The new normal which is by and large the tragic culture of entitlement and privilege means that we have become a fragile and sorry society whose misfortunes are someone else’s fault.
After the 2019 general election, the opposition parties, in particular, the Umbrella for Democratic Change (UDC) which suffered a crushing defeat at the hands of the ruling Botswana Democratic Party (BDP) registered an unprecedented number of petitions alleging to be victims of electoral fraud.
The UDC alleged that the vote rigging was coordinated by the Directorate of Intelligence Services (DIS) in concert with the Independent Electoral Commission (IEC). Essentially, the UDC was gob smacked when the BDP won, with wide margins, many constituencies especially those considered opposition strongholds.
While the UDC’s claims could not be dismissed whimsically mainly because the coalition had appeared headed for state power on account of its likeable campaign message, the UDC’s indifference towards taking responsibility or at least part of it for their dismal performance bespeaks a culture of victimization that has turned us into a nation of self-proclaimed victims of everything and anything.
In choosing a persistence sense of victimhood that places blame on others, the UDC spawned an opportunity to look in the mirror and tidy its desk to get it right the next time. Drawing from the UDC handling of the their election loss, it is safe to reason that we are a society with a victim mindset; a society that is always searching for something to blame; a society always nursing a grudge.
Tragically, a victim mindset provides sufficient excuses for our failures and lack of efforts. It is a convenient way to yell at and rail against all including our creator, while we absolve ourselves from all the mess.
Curiously but not surprising, the ruling establishment also find themselves donning the garb of victimhood claiming that they are victims of their own success. This is in spite that they have always frowned at suggestions that some people are victimized by institutional bias.
They are now singing the victim anthem because it is a convenient way to meander around elite privilege that hitherto entitled them to win elections without any real challenge from the opposition.
The ruling elite feel victimized because they always believed that they had the divine right to rule Botswana uninterrupted whereas the opposition coalition feel victimized for their desire to effect regime change and give Batswana something different. This is tragic and cannot be celebrated or evaded. For so long as we went about it the wrong way that led us into a pit. We need to dig ourselves out of the pit.
To do so, Batswana must acknowledge that this culture of victimhood is worrisome, counterproductive and catastrophic. Wallowing in self-pity makes us distinguished crybabies who howl grievances like a lethargic and clumsy poet who repeats stanza and then blame his breath for flipping back pages.

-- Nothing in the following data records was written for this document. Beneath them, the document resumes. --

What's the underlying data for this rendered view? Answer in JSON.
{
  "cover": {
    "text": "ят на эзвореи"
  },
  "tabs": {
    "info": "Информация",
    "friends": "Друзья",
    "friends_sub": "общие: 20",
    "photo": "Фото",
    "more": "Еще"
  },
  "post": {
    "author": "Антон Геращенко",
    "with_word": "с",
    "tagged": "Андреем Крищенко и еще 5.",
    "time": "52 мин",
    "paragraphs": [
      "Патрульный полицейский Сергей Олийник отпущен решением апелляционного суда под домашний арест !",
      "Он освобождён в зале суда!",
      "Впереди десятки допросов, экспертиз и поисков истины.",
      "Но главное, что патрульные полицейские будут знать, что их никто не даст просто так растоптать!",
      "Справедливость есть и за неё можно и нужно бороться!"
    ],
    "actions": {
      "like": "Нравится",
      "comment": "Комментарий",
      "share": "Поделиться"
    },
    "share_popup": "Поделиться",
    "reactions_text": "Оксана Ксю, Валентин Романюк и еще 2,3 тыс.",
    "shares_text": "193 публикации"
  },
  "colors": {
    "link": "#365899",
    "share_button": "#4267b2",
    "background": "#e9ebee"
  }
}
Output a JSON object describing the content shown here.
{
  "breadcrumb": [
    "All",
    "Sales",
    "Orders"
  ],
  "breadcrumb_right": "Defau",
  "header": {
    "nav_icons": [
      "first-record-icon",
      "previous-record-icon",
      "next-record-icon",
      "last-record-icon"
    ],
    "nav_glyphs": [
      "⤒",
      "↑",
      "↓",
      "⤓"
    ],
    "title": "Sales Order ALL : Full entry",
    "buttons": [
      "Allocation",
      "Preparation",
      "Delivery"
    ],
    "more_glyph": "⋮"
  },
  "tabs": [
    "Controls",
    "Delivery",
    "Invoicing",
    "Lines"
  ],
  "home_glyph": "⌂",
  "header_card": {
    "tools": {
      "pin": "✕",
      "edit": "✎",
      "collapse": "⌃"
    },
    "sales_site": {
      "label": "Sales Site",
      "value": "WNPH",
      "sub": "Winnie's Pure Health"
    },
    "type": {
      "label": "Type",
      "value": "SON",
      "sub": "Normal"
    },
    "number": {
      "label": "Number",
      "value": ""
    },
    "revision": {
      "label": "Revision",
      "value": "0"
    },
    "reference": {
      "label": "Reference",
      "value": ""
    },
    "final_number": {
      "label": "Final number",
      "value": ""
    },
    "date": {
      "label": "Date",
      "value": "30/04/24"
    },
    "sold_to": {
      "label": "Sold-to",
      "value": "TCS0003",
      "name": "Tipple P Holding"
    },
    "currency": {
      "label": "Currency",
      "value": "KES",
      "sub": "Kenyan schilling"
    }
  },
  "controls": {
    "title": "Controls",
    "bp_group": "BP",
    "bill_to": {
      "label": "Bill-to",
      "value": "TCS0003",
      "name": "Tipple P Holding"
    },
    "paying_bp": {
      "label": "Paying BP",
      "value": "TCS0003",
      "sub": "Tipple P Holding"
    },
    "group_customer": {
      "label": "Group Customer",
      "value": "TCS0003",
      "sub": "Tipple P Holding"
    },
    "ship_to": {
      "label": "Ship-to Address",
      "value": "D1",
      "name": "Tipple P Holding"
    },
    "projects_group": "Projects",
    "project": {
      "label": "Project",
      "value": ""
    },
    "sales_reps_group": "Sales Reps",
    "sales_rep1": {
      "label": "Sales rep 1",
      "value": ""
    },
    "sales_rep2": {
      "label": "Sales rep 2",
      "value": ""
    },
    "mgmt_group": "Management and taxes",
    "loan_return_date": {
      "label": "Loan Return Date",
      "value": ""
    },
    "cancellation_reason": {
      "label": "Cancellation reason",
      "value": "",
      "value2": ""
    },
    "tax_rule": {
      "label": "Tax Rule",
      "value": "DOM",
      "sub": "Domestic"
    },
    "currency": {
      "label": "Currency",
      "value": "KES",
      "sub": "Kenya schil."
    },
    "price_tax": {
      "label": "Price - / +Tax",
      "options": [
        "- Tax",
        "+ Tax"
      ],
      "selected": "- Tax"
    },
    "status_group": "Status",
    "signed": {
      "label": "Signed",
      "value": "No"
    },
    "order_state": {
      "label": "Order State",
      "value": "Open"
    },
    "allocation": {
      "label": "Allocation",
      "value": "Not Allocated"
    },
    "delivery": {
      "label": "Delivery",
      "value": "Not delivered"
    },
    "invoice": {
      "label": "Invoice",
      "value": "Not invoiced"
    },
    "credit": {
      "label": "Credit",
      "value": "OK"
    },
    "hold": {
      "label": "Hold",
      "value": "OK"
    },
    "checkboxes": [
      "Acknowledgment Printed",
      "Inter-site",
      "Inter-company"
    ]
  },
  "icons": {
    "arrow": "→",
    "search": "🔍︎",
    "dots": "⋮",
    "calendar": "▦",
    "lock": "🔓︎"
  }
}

As a society, we need to be worried about this pervasive culture of victimhood because it traps all of us in a life of restlessness wherein our purpose in life seems to be about refusing to take responsibility.

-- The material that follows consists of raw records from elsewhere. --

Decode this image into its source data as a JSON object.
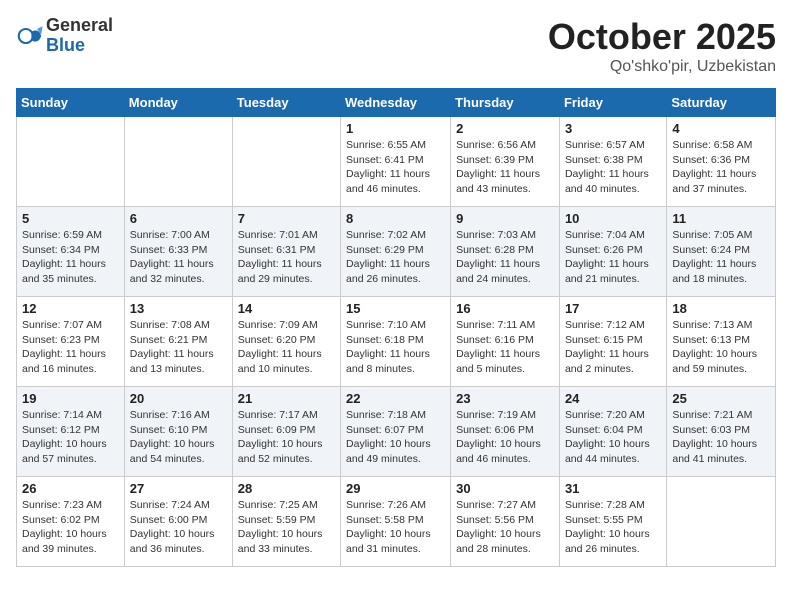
{
  "logo": {
    "general": "General",
    "blue": "Blue"
  },
  "header": {
    "month": "October 2025",
    "location": "Qo'shko'pir, Uzbekistan"
  },
  "weekdays": [
    "Sunday",
    "Monday",
    "Tuesday",
    "Wednesday",
    "Thursday",
    "Friday",
    "Saturday"
  ],
  "weeks": [
    [
      {
        "day": "",
        "info": ""
      },
      {
        "day": "",
        "info": ""
      },
      {
        "day": "",
        "info": ""
      },
      {
        "day": "1",
        "info": "Sunrise: 6:55 AM\nSunset: 6:41 PM\nDaylight: 11 hours and 46 minutes."
      },
      {
        "day": "2",
        "info": "Sunrise: 6:56 AM\nSunset: 6:39 PM\nDaylight: 11 hours and 43 minutes."
      },
      {
        "day": "3",
        "info": "Sunrise: 6:57 AM\nSunset: 6:38 PM\nDaylight: 11 hours and 40 minutes."
      },
      {
        "day": "4",
        "info": "Sunrise: 6:58 AM\nSunset: 6:36 PM\nDaylight: 11 hours and 37 minutes."
      }
    ],
    [
      {
        "day": "5",
        "info": "Sunrise: 6:59 AM\nSunset: 6:34 PM\nDaylight: 11 hours and 35 minutes."
      },
      {
        "day": "6",
        "info": "Sunrise: 7:00 AM\nSunset: 6:33 PM\nDaylight: 11 hours and 32 minutes."
      },
      {
        "day": "7",
        "info": "Sunrise: 7:01 AM\nSunset: 6:31 PM\nDaylight: 11 hours and 29 minutes."
      },
      {
        "day": "8",
        "info": "Sunrise: 7:02 AM\nSunset: 6:29 PM\nDaylight: 11 hours and 26 minutes."
      },
      {
        "day": "9",
        "info": "Sunrise: 7:03 AM\nSunset: 6:28 PM\nDaylight: 11 hours and 24 minutes."
      },
      {
        "day": "10",
        "info": "Sunrise: 7:04 AM\nSunset: 6:26 PM\nDaylight: 11 hours and 21 minutes."
      },
      {
        "day": "11",
        "info": "Sunrise: 7:05 AM\nSunset: 6:24 PM\nDaylight: 11 hours and 18 minutes."
      }
    ],
    [
      {
        "day": "12",
        "info": "Sunrise: 7:07 AM\nSunset: 6:23 PM\nDaylight: 11 hours and 16 minutes."
      },
      {
        "day": "13",
        "info": "Sunrise: 7:08 AM\nSunset: 6:21 PM\nDaylight: 11 hours and 13 minutes."
      },
      {
        "day": "14",
        "info": "Sunrise: 7:09 AM\nSunset: 6:20 PM\nDaylight: 11 hours and 10 minutes."
      },
      {
        "day": "15",
        "info": "Sunrise: 7:10 AM\nSunset: 6:18 PM\nDaylight: 11 hours and 8 minutes."
      },
      {
        "day": "16",
        "info": "Sunrise: 7:11 AM\nSunset: 6:16 PM\nDaylight: 11 hours and 5 minutes."
      },
      {
        "day": "17",
        "info": "Sunrise: 7:12 AM\nSunset: 6:15 PM\nDaylight: 11 hours and 2 minutes."
      },
      {
        "day": "18",
        "info": "Sunrise: 7:13 AM\nSunset: 6:13 PM\nDaylight: 10 hours and 59 minutes."
      }
    ],
    [
      {
        "day": "19",
        "info": "Sunrise: 7:14 AM\nSunset: 6:12 PM\nDaylight: 10 hours and 57 minutes."
      },
      {
        "day": "20",
        "info": "Sunrise: 7:16 AM\nSunset: 6:10 PM\nDaylight: 10 hours and 54 minutes."
      },
      {
        "day": "21",
        "info": "Sunrise: 7:17 AM\nSunset: 6:09 PM\nDaylight: 10 hours and 52 minutes."
      },
      {
        "day": "22",
        "info": "Sunrise: 7:18 AM\nSunset: 6:07 PM\nDaylight: 10 hours and 49 minutes."
      },
      {
        "day": "23",
        "info": "Sunrise: 7:19 AM\nSunset: 6:06 PM\nDaylight: 10 hours and 46 minutes."
      },
      {
        "day": "24",
        "info": "Sunrise: 7:20 AM\nSunset: 6:04 PM\nDaylight: 10 hours and 44 minutes."
      },
      {
        "day": "25",
        "info": "Sunrise: 7:21 AM\nSunset: 6:03 PM\nDaylight: 10 hours and 41 minutes."
      }
    ],
    [
      {
        "day": "26",
        "info": "Sunrise: 7:23 AM\nSunset: 6:02 PM\nDaylight: 10 hours and 39 minutes."
      },
      {
        "day": "27",
        "info": "Sunrise: 7:24 AM\nSunset: 6:00 PM\nDaylight: 10 hours and 36 minutes."
      },
      {
        "day": "28",
        "info": "Sunrise: 7:25 AM\nSunset: 5:59 PM\nDaylight: 10 hours and 33 minutes."
      },
      {
        "day": "29",
        "info": "Sunrise: 7:26 AM\nSunset: 5:58 PM\nDaylight: 10 hours and 31 minutes."
      },
      {
        "day": "30",
        "info": "Sunrise: 7:27 AM\nSunset: 5:56 PM\nDaylight: 10 hours and 28 minutes."
      },
      {
        "day": "31",
        "info": "Sunrise: 7:28 AM\nSunset: 5:55 PM\nDaylight: 10 hours and 26 minutes."
      },
      {
        "day": "",
        "info": ""
      }
    ]
  ]
}
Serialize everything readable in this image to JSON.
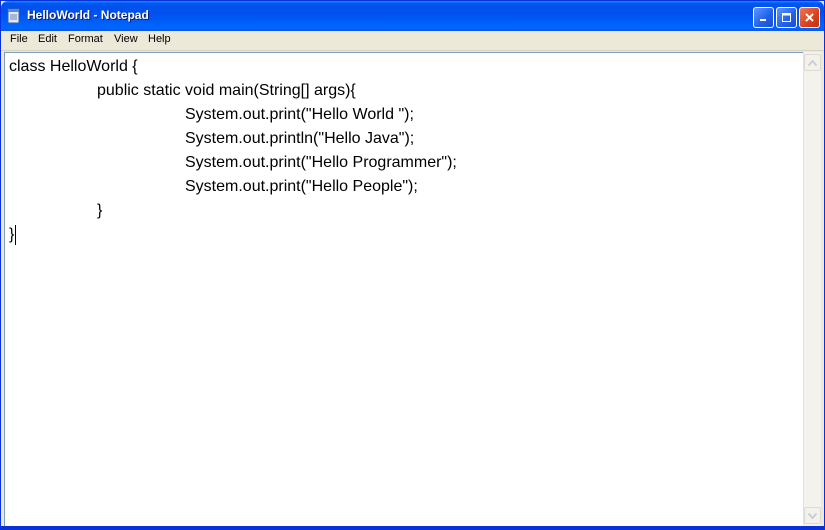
{
  "window": {
    "title": "HelloWorld - Notepad",
    "icon": "notepad-icon",
    "controls": [
      "minimize-icon",
      "maximize-icon",
      "close-icon"
    ]
  },
  "menubar": {
    "items": [
      "File",
      "Edit",
      "Format",
      "View",
      "Help"
    ]
  },
  "editor": {
    "lines": [
      "class HelloWorld {",
      "\t\tpublic static void main(String[] args){",
      "\t\t\t\tSystem.out.print(\"Hello World \");",
      "\t\t\t\tSystem.out.println(\"Hello Java\");",
      "\t\t\t\tSystem.out.print(\"Hello Programmer\");",
      "\t\t\t\tSystem.out.print(\"Hello People\");",
      "\t\t}",
      "}"
    ]
  },
  "colors": {
    "titlebar": "#0053ee",
    "editor_bg": "#ffffff",
    "text": "#000000",
    "close_button": "#d8421c"
  }
}
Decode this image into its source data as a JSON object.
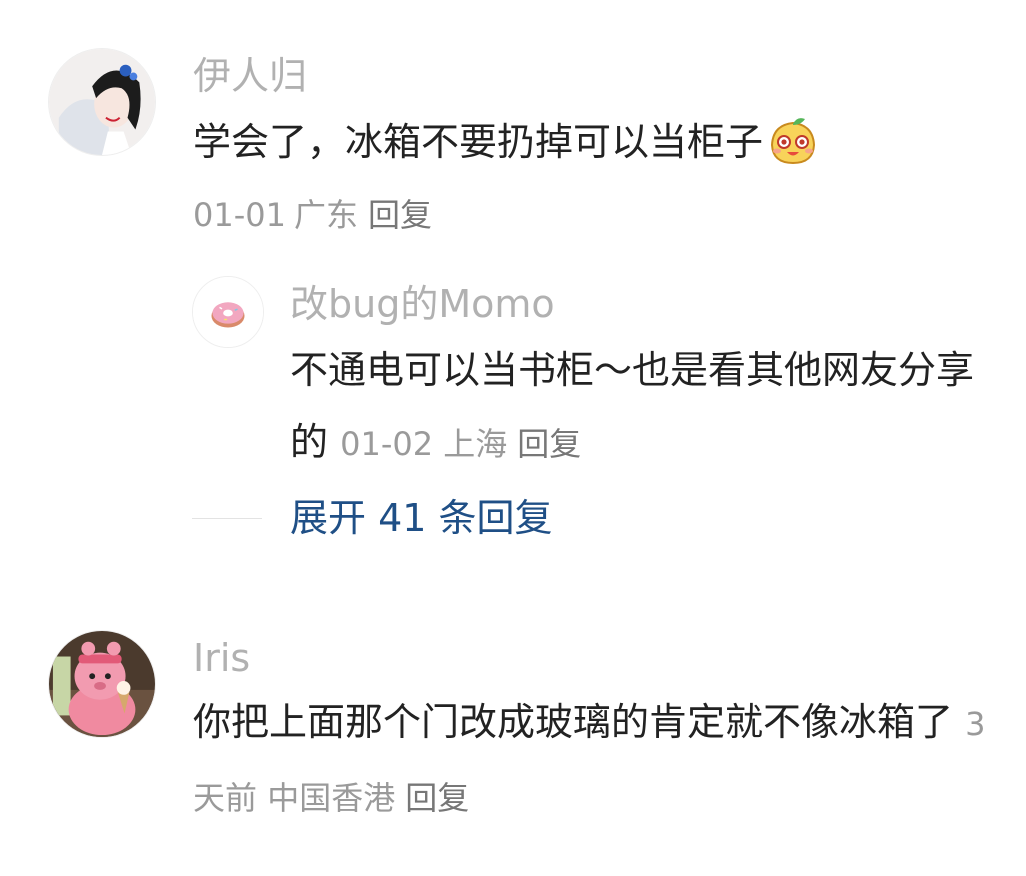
{
  "comments": [
    {
      "username": "伊人归",
      "text": "学会了，冰箱不要扔掉可以当柜子",
      "emoji_icon": "smiling-mango-emoji-icon",
      "date": "01-01",
      "location": "广东",
      "reply_label": "回复",
      "replies": [
        {
          "username": "改bug的Momo",
          "text": "不通电可以当书柜～也是看其他网友分享的",
          "date": "01-02",
          "location": "上海",
          "reply_label": "回复"
        }
      ],
      "expand_label": "展开 41 条回复"
    },
    {
      "username": "Iris",
      "text": "你把上面那个门改成玻璃的肯定就不像冰箱了",
      "date": "3天前",
      "location": "中国香港",
      "reply_label": "回复"
    }
  ],
  "colors": {
    "username": "#b1b1b1",
    "text": "#222222",
    "meta": "#9a9a9a",
    "link": "#1f4f86"
  }
}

We need to acknowledge that this culture of victimhood has transformed us into a society that is always itching to be angry; always blaming all and everything; always yelling at our own shadows and always expecting miracle luxuries without making any efforts to seek prosperity and happiness in ways that make a mockery of ourselves.

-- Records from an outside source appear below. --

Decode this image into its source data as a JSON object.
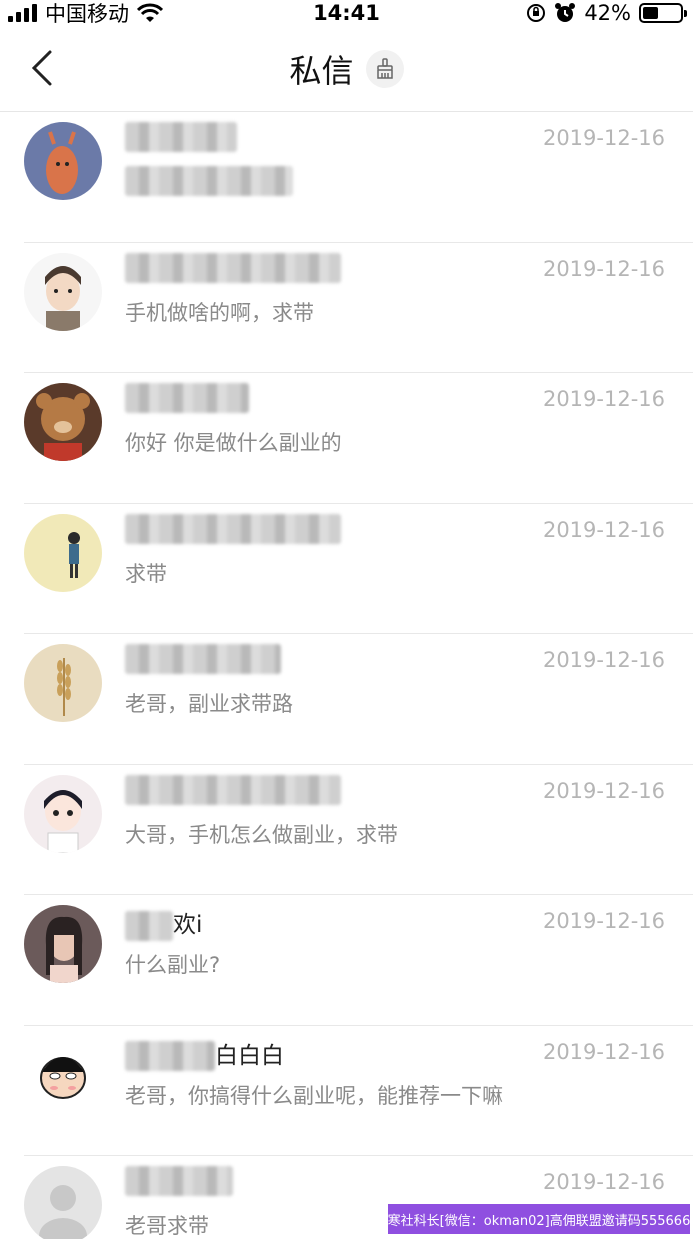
{
  "status_bar": {
    "carrier": "中国移动",
    "time": "14:41",
    "battery_percent": "42%",
    "battery_level": 0.42
  },
  "nav": {
    "title": "私信",
    "back_icon": "chevron-left-icon",
    "clear_icon": "broom-icon"
  },
  "conversations": [
    {
      "name": "",
      "date": "2019-12-16",
      "message": "",
      "avatar": "cartoon-deer"
    },
    {
      "name": "",
      "date": "2019-12-16",
      "message": "手机做啥的啊，求带",
      "avatar": "cartoon-boy"
    },
    {
      "name": "",
      "date": "2019-12-16",
      "message": "你好 你是做什么副业的",
      "avatar": "teddy-bear"
    },
    {
      "name": "",
      "date": "2019-12-16",
      "message": "求带",
      "avatar": "standing-figure"
    },
    {
      "name": "",
      "date": "2019-12-16",
      "message": "老哥，副业求带路",
      "avatar": "wheat"
    },
    {
      "name": "",
      "date": "2019-12-16",
      "message": "大哥，手机怎么做副业，求带",
      "avatar": "anime-boy"
    },
    {
      "name": "欢i",
      "date": "2019-12-16",
      "message": "什么副业?",
      "avatar": "girl-photo"
    },
    {
      "name": "白白白",
      "date": "2019-12-16",
      "message": "老哥，你搞得什么副业呢，能推荐一下嘛",
      "avatar": "crayon-shin"
    },
    {
      "name": "",
      "date": "2019-12-16",
      "message": "老哥求带",
      "avatar": "default-gray"
    }
  ],
  "watermark": "寒社科长[微信：okman02]高佣联盟邀请码555666"
}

We need to concede that instead of sobbing for a fortuitous good life, we ought to fight for it. We must aim to become winners rather than flamboyant whiners. It takes a magnanimous society to introspect and commit itself to turning things around and it takes a proud nation to rediscover its purpose in life and realize how resilient we are.